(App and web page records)
************

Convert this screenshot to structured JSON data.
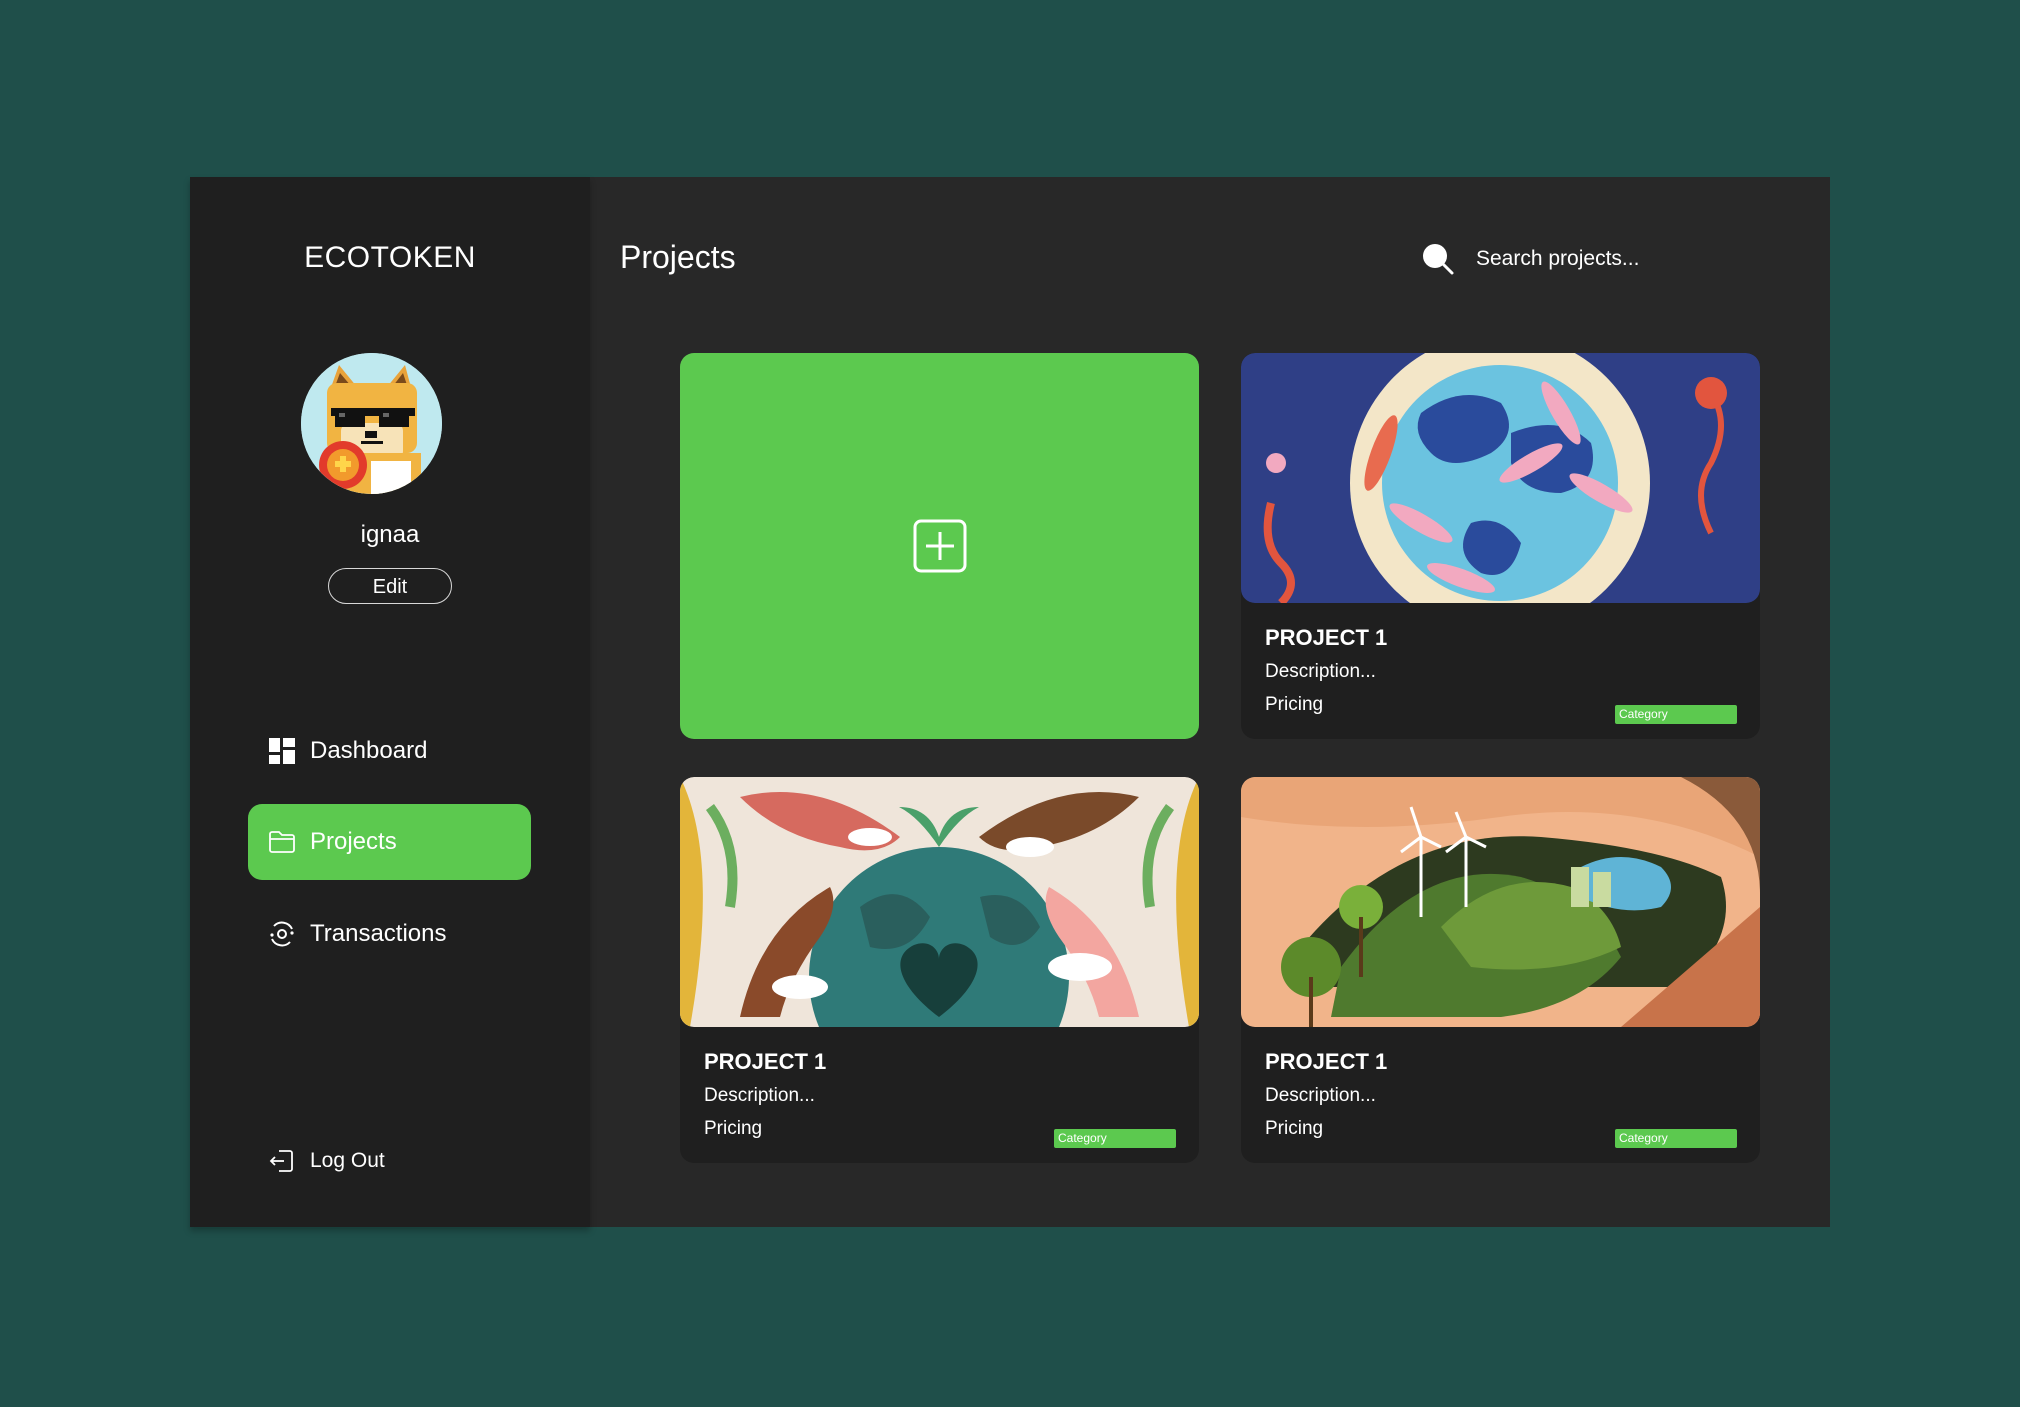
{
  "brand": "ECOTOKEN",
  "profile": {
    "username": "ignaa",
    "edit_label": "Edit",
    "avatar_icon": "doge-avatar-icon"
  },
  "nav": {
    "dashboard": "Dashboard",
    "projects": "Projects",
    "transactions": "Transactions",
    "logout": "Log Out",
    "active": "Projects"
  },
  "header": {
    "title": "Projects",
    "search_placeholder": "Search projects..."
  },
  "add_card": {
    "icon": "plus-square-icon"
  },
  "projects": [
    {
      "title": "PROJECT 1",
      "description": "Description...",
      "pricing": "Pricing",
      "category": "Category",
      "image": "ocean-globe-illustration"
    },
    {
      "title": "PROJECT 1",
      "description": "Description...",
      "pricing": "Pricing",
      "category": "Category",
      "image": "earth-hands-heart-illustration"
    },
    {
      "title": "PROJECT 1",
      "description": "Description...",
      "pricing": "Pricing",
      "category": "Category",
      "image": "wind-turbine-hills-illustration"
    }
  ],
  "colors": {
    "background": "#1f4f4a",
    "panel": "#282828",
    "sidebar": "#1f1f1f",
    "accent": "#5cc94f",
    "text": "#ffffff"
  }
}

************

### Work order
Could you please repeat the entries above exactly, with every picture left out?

### Exercise answer
Convert this screenshot to structured JSON data.
{
  "brand": "ECOTOKEN",
  "profile": {
    "username": "ignaa",
    "edit_label": "Edit",
    "avatar_icon": "doge-avatar-icon"
  },
  "nav": {
    "dashboard": "Dashboard",
    "projects": "Projects",
    "transactions": "Transactions",
    "logout": "Log Out",
    "active": "Projects"
  },
  "header": {
    "title": "Projects",
    "search_placeholder": "Search projects..."
  },
  "add_card": {
    "icon": "plus-square-icon"
  },
  "projects": [
    {
      "title": "PROJECT 1",
      "description": "Description...",
      "pricing": "Pricing",
      "category": "Category",
      "image": "ocean-globe-illustration"
    },
    {
      "title": "PROJECT 1",
      "description": "Description...",
      "pricing": "Pricing",
      "category": "Category",
      "image": "earth-hands-heart-illustration"
    },
    {
      "title": "PROJECT 1",
      "description": "Description...",
      "pricing": "Pricing",
      "category": "Category",
      "image": "wind-turbine-hills-illustration"
    }
  ],
  "colors": {
    "background": "#1f4f4a",
    "panel": "#282828",
    "sidebar": "#1f1f1f",
    "accent": "#5cc94f",
    "text": "#ffffff"
  }
}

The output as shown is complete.